MIT snapped a two-game losing streak on Feb. 8 as the Engineers took a defensive-minded game at the U.S Coast Guard Academy, 45-37, in a New England Women’s and Men’s Athletic Conference (NEWMAC) men’s basketball contest. In a game that saw the two teams combine to shoot 28 percent, MIT saw three of its players score 10 points each, including Matthew M. Redfield ‘15 who also added five blocked shots for the Engineers.
Men’s volleyball ends weekend on a winning note
Serving as host for the first United Volleyball Conference (UVC) Crossover Tournament of the season, the MIT men’s volleyball team emerged with a 2-1 ledger at the conclusion of the two-day affair. The nationally-ranked No. 13 Engineers (6-2, 3-1 UVC) opened up action with a 19-25, 25-21, 21-25, 25-20, 15-13 victory over No. 7 Elmira College but then fell to No. 6 Nazareth College, 25-23, 25-22, 25-13. MIT bounced back by blanking D’Youville College, 25-17, 25-12, 25-9, on Sunday afternoon.
BRANDED!: Have you Googled yourself lately?
There is no shortage of media buzz about the Millennial generation. From skyrocketing student debt, to the contracting job market, to the decline in traditionally “secure” professions, to the setbacks of coming of age in the worst recession in decades, the challenges of my generation are well-documented. The flip side of the doom and gloom prophecies is the unprecedented opportunities in the new economy for those who are willing to get creative to sell themselves and reach their goals. Whether you snag a traditional professional job, strike out as an entrepreneur, or work a 9-5 with projects on the side, strategically managing your personal brand can be what sets you apart from your competition.

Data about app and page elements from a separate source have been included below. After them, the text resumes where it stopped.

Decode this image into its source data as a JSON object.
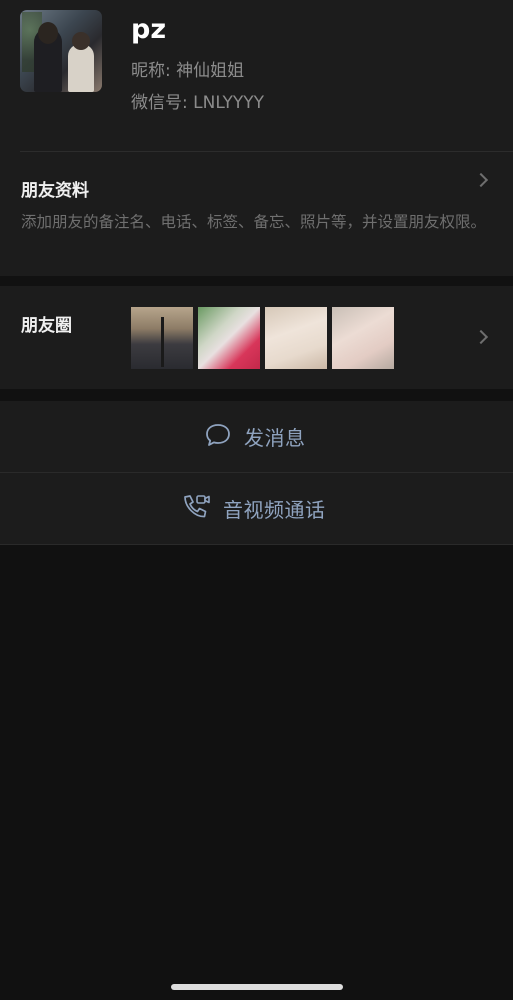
{
  "contact": {
    "name": "pz",
    "nickname": "昵称: 神仙姐姐",
    "wechat_id": "微信号: LNLYYYY"
  },
  "profile": {
    "title": "朋友资料",
    "description": "添加朋友的备注名、电话、标签、备忘、照片等，并设置朋友权限。"
  },
  "moments": {
    "title": "朋友圈",
    "thumbnail_count": 4
  },
  "actions": {
    "send_message": "发消息",
    "av_call": "音视频通话",
    "accent_color": "#8fa3bf"
  },
  "icons": [
    "chat-bubble-icon",
    "phone-video-icon",
    "chevron-right-icon"
  ]
}
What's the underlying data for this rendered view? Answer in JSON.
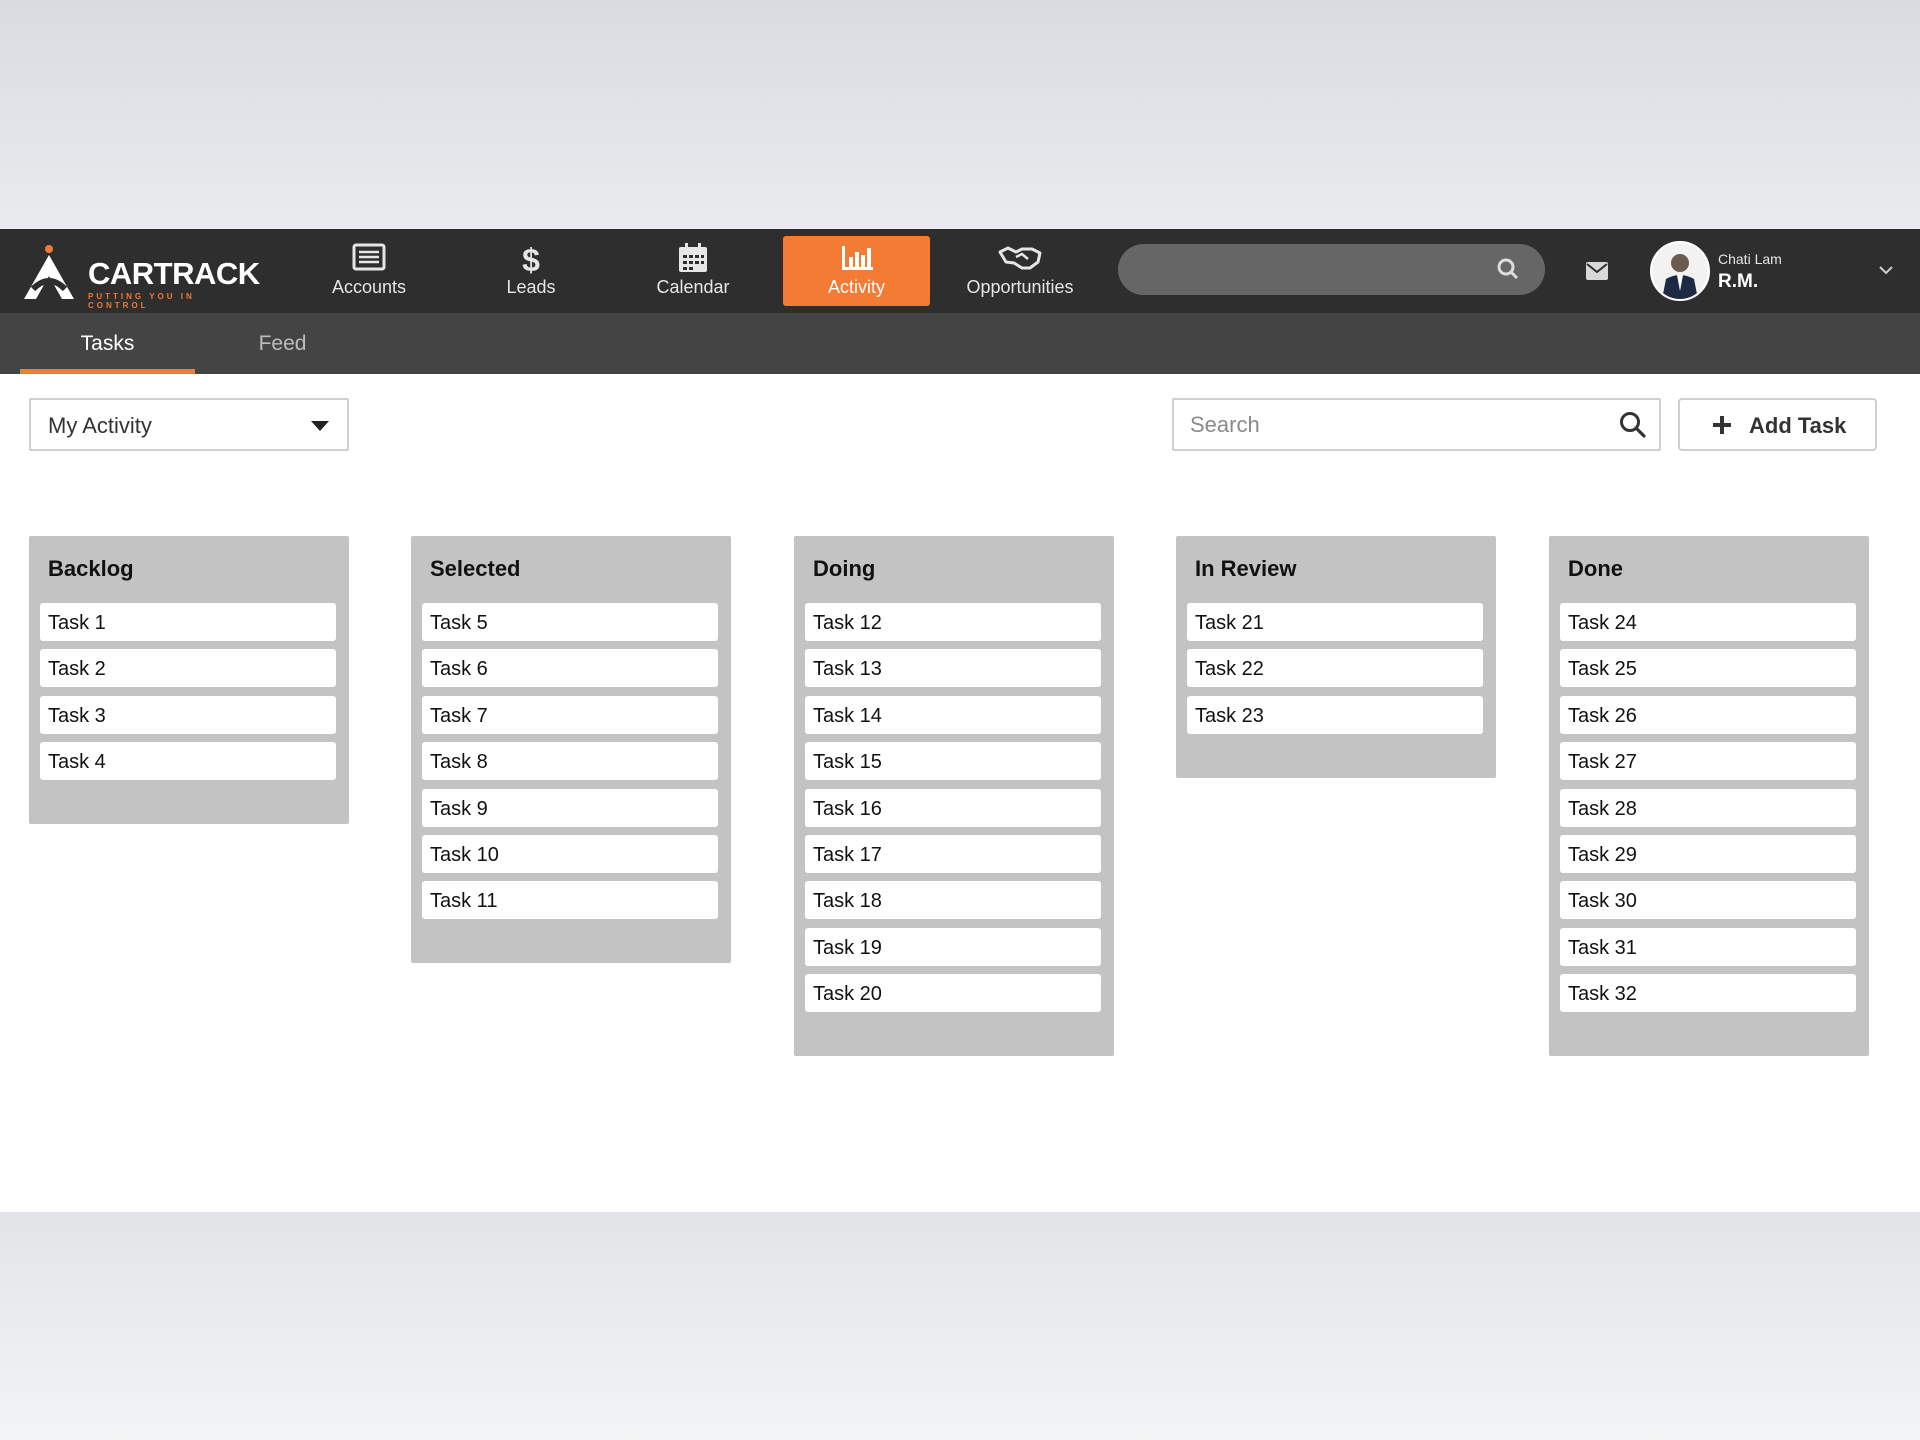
{
  "brand": {
    "name": "CARTRACK",
    "tagline": "PUTTING YOU IN CONTROL",
    "accent_color": "#f47b33"
  },
  "nav": {
    "items": [
      {
        "label": "Accounts",
        "icon": "accounts-icon",
        "active": false
      },
      {
        "label": "Leads",
        "icon": "dollar-icon",
        "active": false
      },
      {
        "label": "Calendar",
        "icon": "calendar-icon",
        "active": false
      },
      {
        "label": "Activity",
        "icon": "bar-chart-icon",
        "active": true
      },
      {
        "label": "Opportunities",
        "icon": "handshake-icon",
        "active": false
      }
    ]
  },
  "header_search": {
    "placeholder": ""
  },
  "user": {
    "name": "Chati Lam",
    "role": "R.M."
  },
  "subtabs": [
    {
      "label": "Tasks",
      "active": true
    },
    {
      "label": "Feed",
      "active": false
    }
  ],
  "toolbar": {
    "filter_value": "My Activity",
    "search_placeholder": "Search",
    "add_label": "Add Task"
  },
  "columns": [
    {
      "title": "Backlog",
      "tasks": [
        "Task 1",
        "Task 2",
        "Task 3",
        "Task 4"
      ]
    },
    {
      "title": "Selected",
      "tasks": [
        "Task 5",
        "Task 6",
        "Task 7",
        "Task 8",
        "Task 9",
        "Task 10",
        "Task 11"
      ]
    },
    {
      "title": "Doing",
      "tasks": [
        "Task 12",
        "Task 13",
        "Task 14",
        "Task 15",
        "Task 16",
        "Task 17",
        "Task 18",
        "Task 19",
        "Task 20"
      ]
    },
    {
      "title": "In Review",
      "tasks": [
        "Task 21",
        "Task 22",
        "Task 23"
      ]
    },
    {
      "title": "Done",
      "tasks": [
        "Task 24",
        "Task 25",
        "Task 26",
        "Task 27",
        "Task 28",
        "Task 29",
        "Task 30",
        "Task 31",
        "Task 32"
      ]
    }
  ]
}
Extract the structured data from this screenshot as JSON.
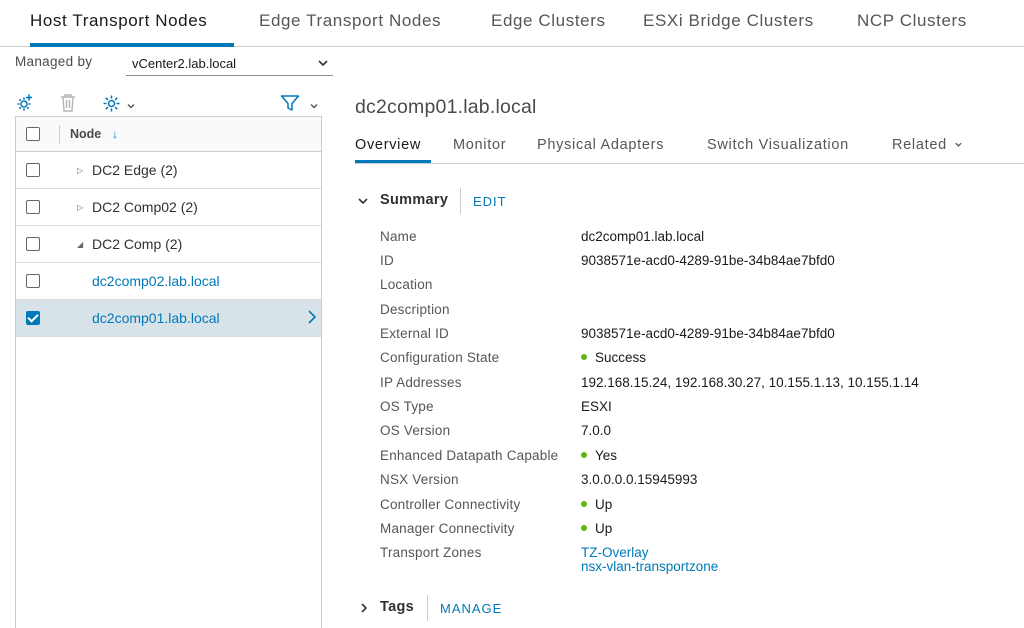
{
  "top_tabs": [
    {
      "label": "Host Transport Nodes"
    },
    {
      "label": "Edge Transport Nodes"
    },
    {
      "label": "Edge Clusters"
    },
    {
      "label": "ESXi Bridge Clusters"
    },
    {
      "label": "NCP Clusters"
    }
  ],
  "managed_by": {
    "label": "Managed by",
    "value": "vCenter2.lab.local"
  },
  "toolbar": {
    "icons": [
      "add-gear-icon",
      "trash-icon",
      "gear-icon",
      "filter-icon"
    ]
  },
  "grid": {
    "header": {
      "label": "Node",
      "sort": "descending"
    },
    "rows": [
      {
        "label": "DC2 Edge (2)",
        "type": "group",
        "expanded": false,
        "checked": false
      },
      {
        "label": "DC2 Comp02 (2)",
        "type": "group",
        "expanded": false,
        "checked": false
      },
      {
        "label": "DC2 Comp (2)",
        "type": "group",
        "expanded": true,
        "checked": false
      },
      {
        "label": "dc2comp02.lab.local",
        "type": "host",
        "checked": false
      },
      {
        "label": "dc2comp01.lab.local",
        "type": "host",
        "checked": true
      }
    ]
  },
  "detail": {
    "title": "dc2comp01.lab.local",
    "tabs": [
      {
        "label": "Overview"
      },
      {
        "label": "Monitor"
      },
      {
        "label": "Physical Adapters"
      },
      {
        "label": "Switch Visualization"
      },
      {
        "label": "Related"
      }
    ],
    "summary": {
      "title": "Summary",
      "action": "EDIT",
      "properties": [
        {
          "label": "Name",
          "value": "dc2comp01.lab.local"
        },
        {
          "label": "ID",
          "value": "9038571e-acd0-4289-91be-34b84ae7bfd0"
        },
        {
          "label": "Location",
          "value": ""
        },
        {
          "label": "Description",
          "value": ""
        },
        {
          "label": "External ID",
          "value": "9038571e-acd0-4289-91be-34b84ae7bfd0"
        },
        {
          "label": "Configuration State",
          "value": "Success"
        },
        {
          "label": "IP Addresses",
          "value": "192.168.15.24, 192.168.30.27, 10.155.1.13, 10.155.1.14"
        },
        {
          "label": "OS Type",
          "value": "ESXI"
        },
        {
          "label": "OS Version",
          "value": "7.0.0"
        },
        {
          "label": "Enhanced Datapath Capable",
          "value": "Yes"
        },
        {
          "label": "NSX Version",
          "value": "3.0.0.0.0.15945993"
        },
        {
          "label": "Controller Connectivity",
          "value": "Up"
        },
        {
          "label": "Manager Connectivity",
          "value": "Up"
        },
        {
          "label": "Transport Zones",
          "value": ""
        }
      ],
      "transport_zones": [
        "TZ-Overlay",
        "nsx-vlan-transportzone"
      ]
    },
    "tags": {
      "title": "Tags",
      "action": "MANAGE"
    }
  },
  "colors": {
    "accent": "#0079b8",
    "status_ok": "#5eb715",
    "selected_row": "#d8e3e9"
  }
}
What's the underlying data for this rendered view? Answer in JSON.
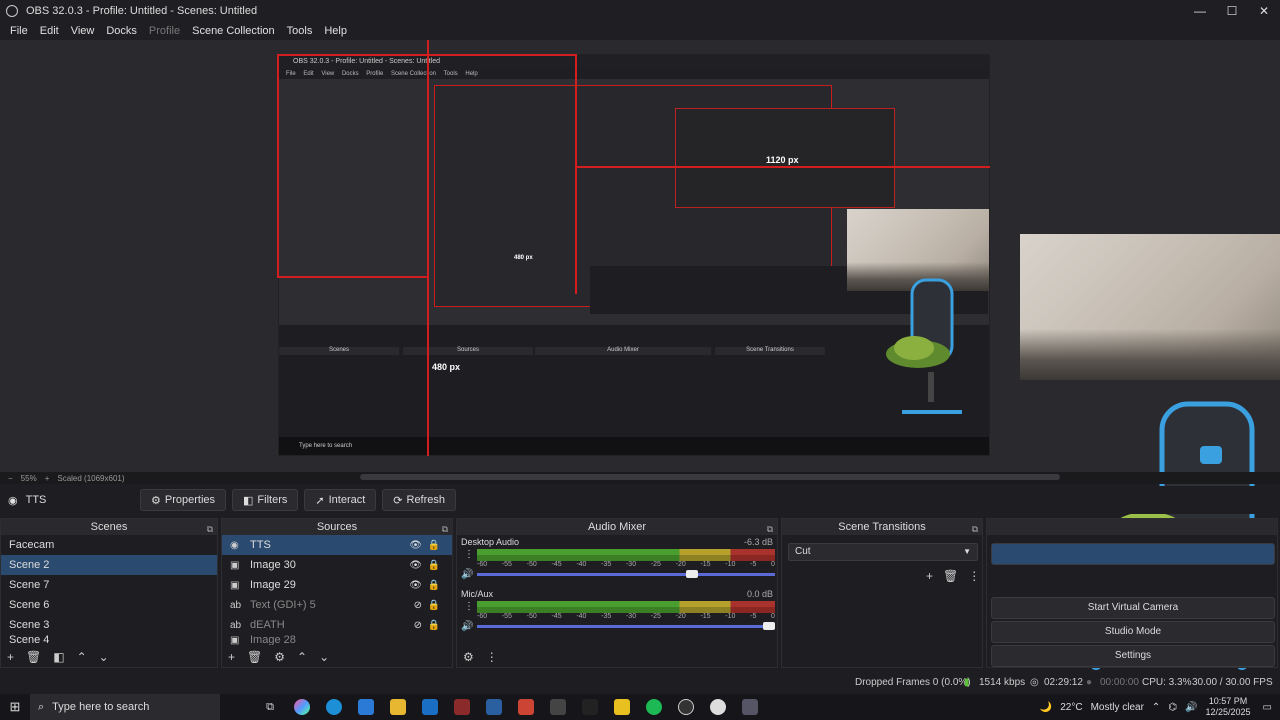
{
  "window": {
    "title": "OBS 32.0.3 - Profile: Untitled - Scenes: Untitled",
    "minimize": "—",
    "maximize": "☐",
    "close": "✕"
  },
  "menu": {
    "file": "File",
    "edit": "Edit",
    "view": "View",
    "docks": "Docks",
    "profile": "Profile",
    "scene_collection": "Scene Collection",
    "tools": "Tools",
    "help": "Help"
  },
  "preview": {
    "inner_title": "OBS 32.0.3 - Profile: Untitled - Scenes: Untitled",
    "inner_menu": [
      "File",
      "Edit",
      "View",
      "Docks",
      "Profile",
      "Scene Collection",
      "Tools",
      "Help"
    ],
    "width_label": "1120 px",
    "height_label": "480 px",
    "inner_height_label": "480 px",
    "inner_dock_titles": [
      "Scenes",
      "Sources",
      "Audio Mixer",
      "Scene Transitions"
    ],
    "inner_taskbar": "Type here to search"
  },
  "zoom": {
    "minus": "−",
    "level": "55%",
    "plus": "+",
    "mode": "Scaled (1069x601)"
  },
  "source_toolbar": {
    "source_name": "TTS",
    "properties": "Properties",
    "filters": "Filters",
    "interact": "Interact",
    "refresh": "Refresh"
  },
  "scenes": {
    "title": "Scenes",
    "items": [
      "Facecam",
      "Scene 2",
      "Scene 7",
      "Scene 6",
      "Scene 3",
      "Scene 4"
    ],
    "selected_index": 1
  },
  "sources": {
    "title": "Sources",
    "items": [
      {
        "label": "TTS",
        "icon": "browser-icon",
        "visible": true
      },
      {
        "label": "Image 30",
        "icon": "image-icon",
        "visible": true
      },
      {
        "label": "Image 29",
        "icon": "image-icon",
        "visible": true
      },
      {
        "label": "Text (GDI+) 5",
        "icon": "text-icon",
        "visible": false
      },
      {
        "label": "dEATH",
        "icon": "text-icon",
        "visible": false
      },
      {
        "label": "Image 28",
        "icon": "image-icon",
        "visible": false
      }
    ]
  },
  "audio_mixer": {
    "title": "Audio Mixer",
    "channels": [
      {
        "name": "Desktop Audio",
        "db": "-6.3 dB",
        "volume": 0.74
      },
      {
        "name": "Mic/Aux",
        "db": "0.0 dB",
        "volume": 1.0
      }
    ],
    "ticks": [
      "-60",
      "-55",
      "-50",
      "-45",
      "-40",
      "-35",
      "-30",
      "-25",
      "-20",
      "-15",
      "-10",
      "-5",
      "0"
    ]
  },
  "scene_transitions": {
    "title": "Scene Transitions",
    "selected": "Cut"
  },
  "controls": {
    "start_virtual_camera": "Start Virtual Camera",
    "studio_mode": "Studio Mode",
    "settings": "Settings"
  },
  "status": {
    "dropped_frames": "Dropped Frames 0 (0.0%)",
    "bitrate": "1514 kbps",
    "stream_time": "02:29:12",
    "rec_time": "00:00:00",
    "cpu": "CPU: 3.3%",
    "fps": "30.00 / 30.00 FPS"
  },
  "taskbar": {
    "search_placeholder": "Type here to search",
    "weather_temp": "22°C",
    "weather_text": "Mostly clear",
    "time": "10:57 PM",
    "date": "12/25/2025"
  },
  "colors": {
    "accent": "#2b4a6f",
    "guide_red": "#d21e1e"
  }
}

Events Feb. 11 – Feb. 17
Events Feb. 11 – Feb. 17 Tuesday (3:30 p.m. – 5:00 p.m.) Socialization Ain’t Always Nice: Order, Disorder, and Violence in the Post-Cold War World, with speaker Jeff Checkel of Simon Fraser University — E40-496 (4:00 p.m. – 5:30 p.m.) Effects of the Minimum Wage on Employment Dynamics, with speaker Jonathan Meer of Texas A&M university — E18-202 Wednesday (6:00 p.m. - 7:30 p.m.) Housing Prices & Housing Policies in Chinese Cities: Recent Empirical Evidence, with speaker Siqi Zheng — 9-354 (7:30 p.m. - 10:00 p.m.) FiLmprov, an evening of musical improvisation and the world premier of Kate Matson’s film Silhouettes with improvised score — Killian Hall Thursday (11 a.m. – 3:00 p.m.) Energy Expo 2014, hosted by the MIT Undergraduate Energy Club — La Sala de Puerto Rico (5:00 p.m. – 7:00 p.m.) Play in the Age of Computing Machinery, with speaker Miguel Sicart — E41-633 Friday (7:00 p.m. – 9:00 p.m.) The LSC shows O Brother, Where Art Thou?, also sponsored by the de Florez Fund for Humor (free admission) — 26-100 (8:00 p.m. – 10:00 p.m.) The Vagina Monologues @ MIT, $2 for MIT affiliates, $3 for public — 32-123 Saturday (7:30 p.m. – 11:30 p.m.) MIT Ballroom Valentine Social Dance, free for MIT students, $6 other students, $8 MIT affiliates, $10 public — La Sala de Puerto Rico (8:00 p.m. — 9:30 p.m.) Either/Or Concert of music by Alvin Lucier, sponsored by MIT Music and Theater Arts — MIT Chapel Sunday (2:30p.m. – 5:00 p.m.) MIT Ballroom Dance Workshops: Waltz and Tango, free for MIT students, $3 other students and MIT affiliates, $5 general public — La Sala de Puerto Rico Monday (7:30 p.m. – 9:00 p.m.) MIT Ballroom Dance Workshops: Jive, free for MIT students, $3 other students and MIT affiliates, $5 general public — La Sala de Puerto Rico Send your campus events to email@example.com.